But yes, this book was utterly heartbreaking in the way Cameron is both treated, and comes to think of herself. I wanted to wrap her in a hug when she starts to wonder if her first kiss with another girl led to God killing her parents to punish her. It was just so sad. Other characters also go through this later in the book and some things happen [no spoilers] which are incredibly shocking, not only for their graphicness but also for the way it shows how some people in the LGBTQ community struggle to accept themselves, particularly when religion and family are thrown into the mix. Obviously again, this is a very hard thing to read and as I’ve mentioned there are some big trigger warnings to consider if you’re not sure this will be something you want to read.
I think, what truly confused me was the way homosexuality was not only treated as a sin, but as a disease too. I felt a lot of second-hand frustration for Cameron when she is forced to abide by Ruth’s beliefs and rules, despite having done nothing but be herself. And there were times when I wanted to cry, such as when Cameron is expected to believe that things like her shoplifting and male-majority friendship groups are ’causes’ of her ‘problem.’ It’s just really so ridiculous that it almost doesn’t seem possible.

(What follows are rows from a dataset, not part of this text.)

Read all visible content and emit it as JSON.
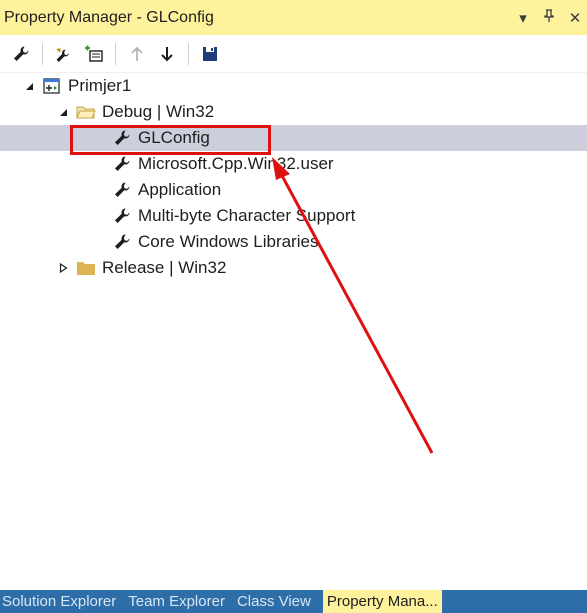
{
  "window": {
    "title": "Property Manager - GLConfig",
    "buttons": {
      "dropdown": "▾",
      "pin": "ꟷ",
      "close": "✕"
    }
  },
  "toolbar": {
    "items": [
      {
        "icon": "wrench-icon"
      },
      {
        "icon": "add-new-property-sheet-icon"
      },
      {
        "icon": "add-existing-property-sheet-icon"
      },
      {
        "icon": "move-up-icon"
      },
      {
        "icon": "move-down-icon"
      },
      {
        "icon": "save-icon"
      }
    ]
  },
  "tree": {
    "project": "Primjer1",
    "config_debug": "Debug | Win32",
    "config_release": "Release | Win32",
    "debug_sheets": [
      "GLConfig",
      "Microsoft.Cpp.Win32.user",
      "Application",
      "Multi-byte Character Support",
      "Core Windows Libraries"
    ]
  },
  "bottom_tabs": [
    "Solution Explorer",
    "Team Explorer",
    "Class View",
    "Property Mana..."
  ],
  "colors": {
    "title_bg": "#fff29d",
    "tab_bar": "#2d6ea8",
    "selection": "#cccedb",
    "annotation": "#e01010"
  }
}
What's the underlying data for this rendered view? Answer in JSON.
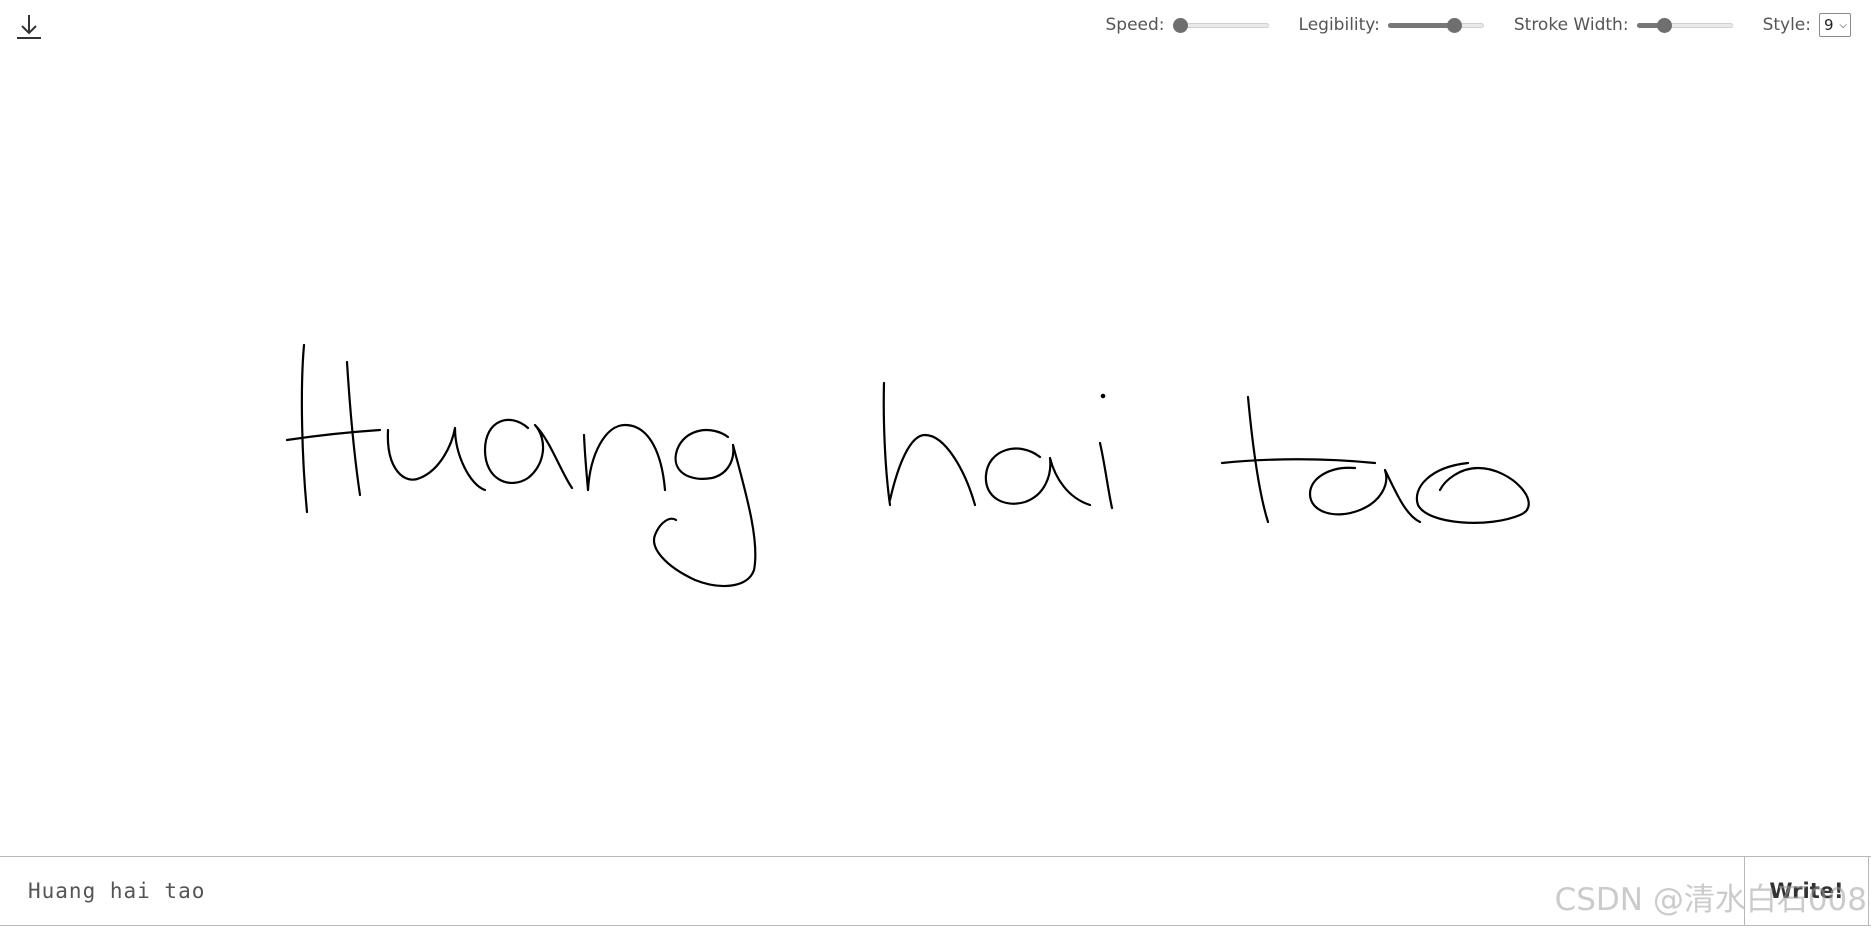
{
  "toolbar": {
    "download_icon": "download-icon",
    "speed": {
      "label": "Speed:",
      "value": 0.0
    },
    "legibility": {
      "label": "Legibility:",
      "value": 0.72
    },
    "stroke_width": {
      "label": "Stroke Width:",
      "value": 0.25
    },
    "style": {
      "label": "Style:",
      "value": "9"
    }
  },
  "canvas": {
    "handwriting_text": "Huang hai tao",
    "stroke_color": "#000000"
  },
  "input": {
    "value": "Huang hai tao"
  },
  "write_button": {
    "label": "Write!"
  },
  "watermark": {
    "text": "CSDN @清水白石008"
  },
  "colors": {
    "background": "#ffffff",
    "slider_thumb": "#6f6f6f",
    "slider_fill": "#777777",
    "border": "#b8b8b8"
  }
}
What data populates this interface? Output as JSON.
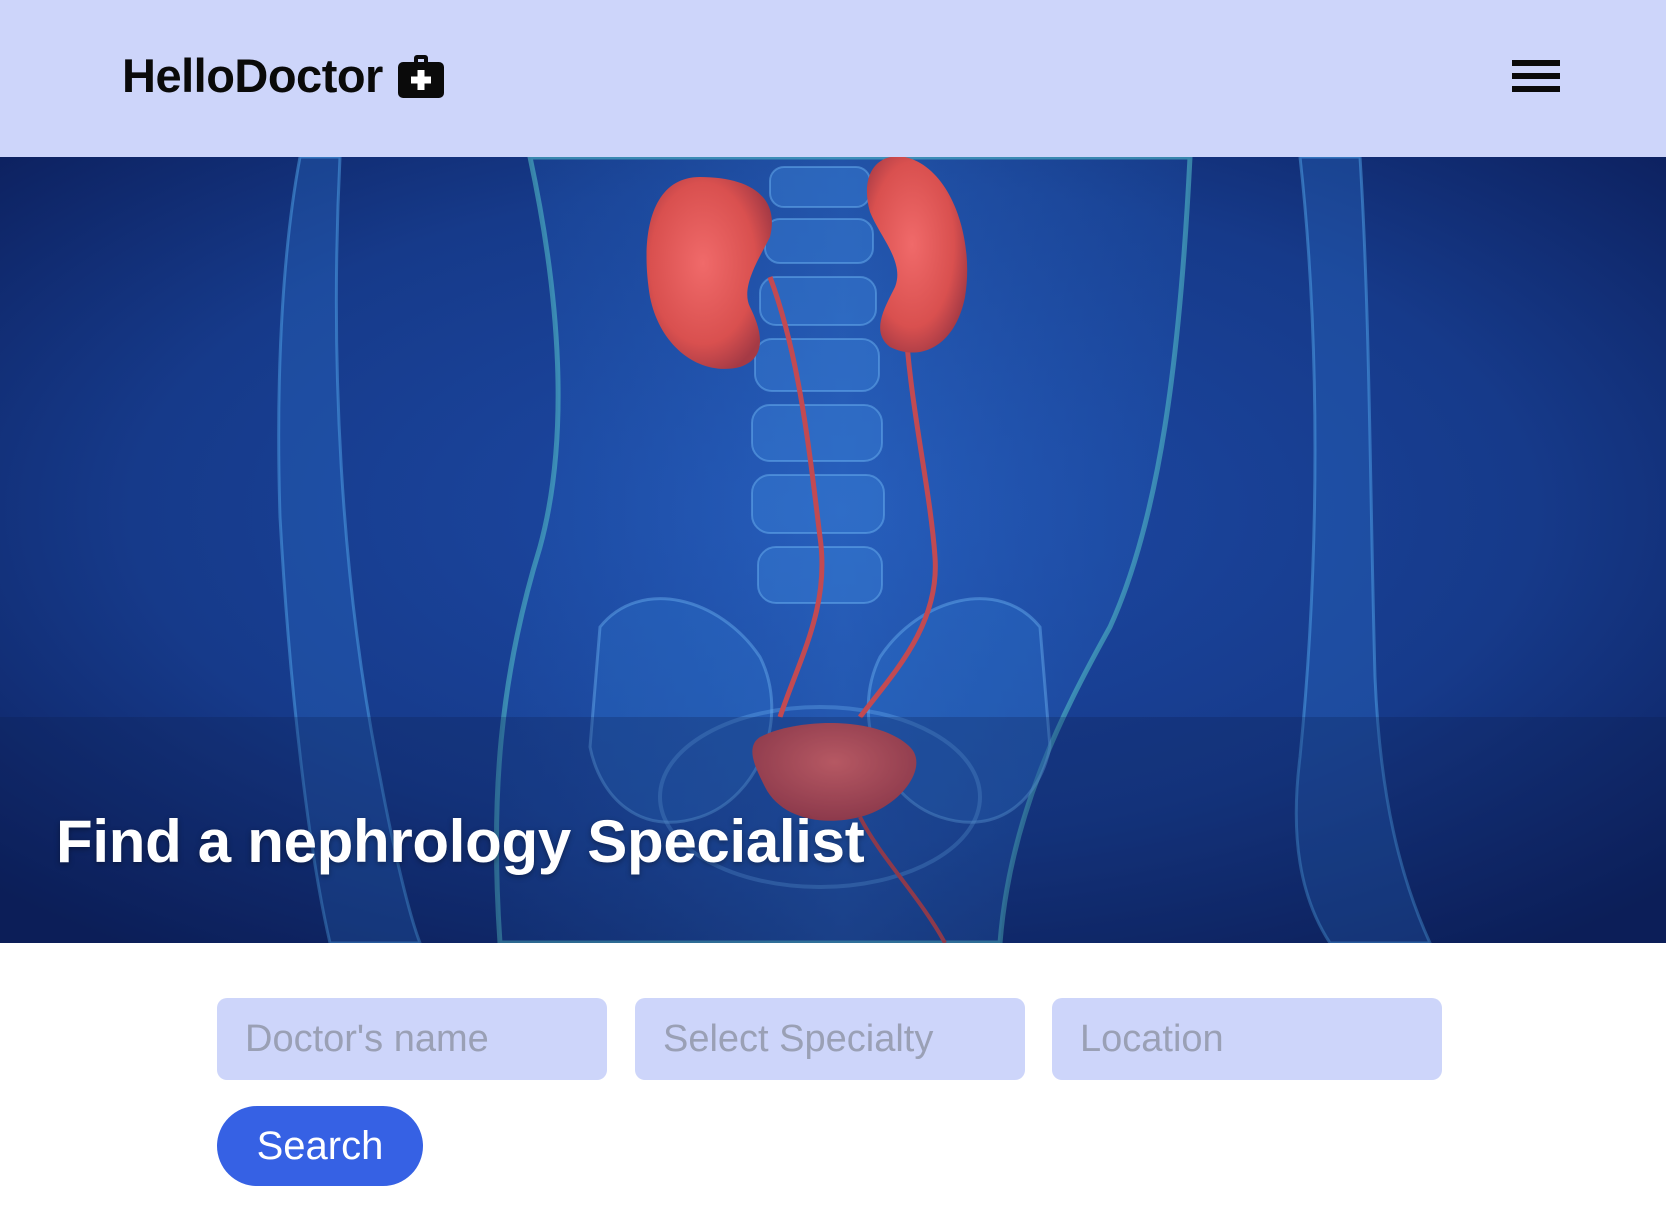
{
  "navbar": {
    "brand_name": "HelloDoctor",
    "brand_icon": "medical-kit-icon",
    "menu_icon": "hamburger-menu-icon"
  },
  "hero": {
    "title": "Find a nephrology Specialist",
    "image_subject": "kidney-urinary-system-illustration"
  },
  "search": {
    "doctor_name_placeholder": "Doctor's name",
    "specialty_placeholder": "Select Specialty",
    "location_placeholder": "Location",
    "button_label": "Search"
  },
  "colors": {
    "navbar_bg": "#cdd5fa",
    "field_bg": "#cdd5fa",
    "button_bg": "#3661e4",
    "hero_bg": "#10256a"
  }
}
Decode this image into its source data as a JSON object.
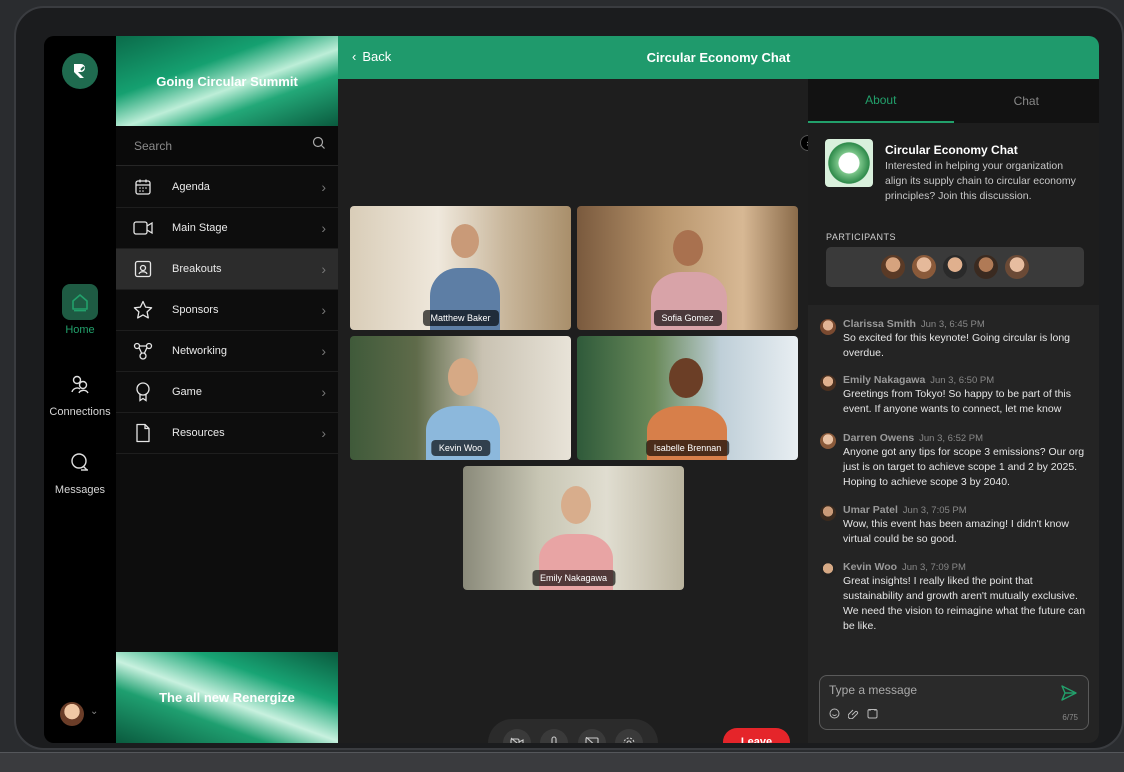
{
  "rail": {
    "items": [
      {
        "label": "Home",
        "icon": "home-icon"
      },
      {
        "label": "Connections",
        "icon": "connections-icon"
      },
      {
        "label": "Messages",
        "icon": "messages-icon"
      }
    ]
  },
  "sidebar": {
    "event_title": "Going Circular Summit",
    "search_placeholder": "Search",
    "menu": [
      {
        "label": "Agenda",
        "icon": "calendar-icon"
      },
      {
        "label": "Main Stage",
        "icon": "video-icon"
      },
      {
        "label": "Breakouts",
        "icon": "breakouts-icon"
      },
      {
        "label": "Sponsors",
        "icon": "star-icon"
      },
      {
        "label": "Networking",
        "icon": "networking-icon"
      },
      {
        "label": "Game",
        "icon": "trophy-icon"
      },
      {
        "label": "Resources",
        "icon": "document-icon"
      }
    ],
    "promo": "The all new Renergize"
  },
  "header": {
    "back_label": "Back",
    "title": "Circular Economy Chat"
  },
  "stage": {
    "participants": [
      "Matthew Baker",
      "Sofia Gomez",
      "Kevin Woo",
      "Isabelle Brennan",
      "Emily Nakagawa"
    ],
    "leave_label": "Leave"
  },
  "panel": {
    "tabs": [
      "About",
      "Chat"
    ],
    "room_title": "Circular Economy Chat",
    "room_desc": "Interested in helping your organization align its supply chain to circular economy principles? Join this discussion.",
    "participants_label": "PARTICIPANTS",
    "messages": [
      {
        "name": "Clarissa Smith",
        "time": "Jun 3, 6:45 PM",
        "text": "So excited for this keynote! Going circular is long overdue."
      },
      {
        "name": "Emily Nakagawa",
        "time": "Jun 3, 6:50 PM",
        "text": "Greetings from Tokyo! So happy to be part of this event. If anyone wants to connect, let me know"
      },
      {
        "name": "Darren Owens",
        "time": "Jun 3, 6:52 PM",
        "text": "Anyone got any tips for scope 3 emissions? Our org just is on target to achieve scope 1 and 2 by 2025. Hoping to achieve scope 3 by 2040."
      },
      {
        "name": "Umar Patel",
        "time": "Jun 3, 7:05 PM",
        "text": "Wow, this event has been amazing! I didn't know virtual could be so good."
      },
      {
        "name": "Kevin Woo",
        "time": "Jun 3, 7:09 PM",
        "text": "Great insights! I really liked the point that sustainability and growth aren't mutually exclusive. We need the vision to reimagine what the future can be like."
      }
    ],
    "composer_placeholder": "Type a message",
    "char_count": "6/75"
  },
  "colors": {
    "accent": "#1f9a6c",
    "leave": "#e5252a"
  }
}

If there was one flaw in this book, it’s the ending. Again, I don’t want to spoil anything, but the ending was so sudden and stark that I tried to flip pages on my kindle to find the rest of the story. It felt really sudden and blunt and left me a bit disappointed. It could have done with another chapter or so, just to polish it off properly, but then I have read since finishing the book that the author planned on writing more of the story, so maybe we’ll get to see what happens in another book. I still feel it was a bit of an underwhelming ending, even if we do get a follow-up, but it’s a small flaw in an otherwise pretty great book.
I’m giving The Miseducation of Cameron Post an 8/10 stars. I loved how realistic and complex the characters were, even the ones we were meant to dislike and as hard as the book was to read, it was definitely worth it. The ending definitely could have done with more work on it, but otherwise I highly recommend it if you’re willing to pick up a YA that deals with some intense and difficult subject matters.
The novel is released by Penguin books on 3rd August in the UK and will soon be a movie starring Chloe Grace Moretz. I’ve also seen that Amazon has copies of the book available for pre-order with rainbow flag sprayed edges, so if you plan to grab a copy, that edition looks amazing.
Has anyone already read this book? If you have or plan to, let me know in the comments section below. I love to hear your thoughts 😀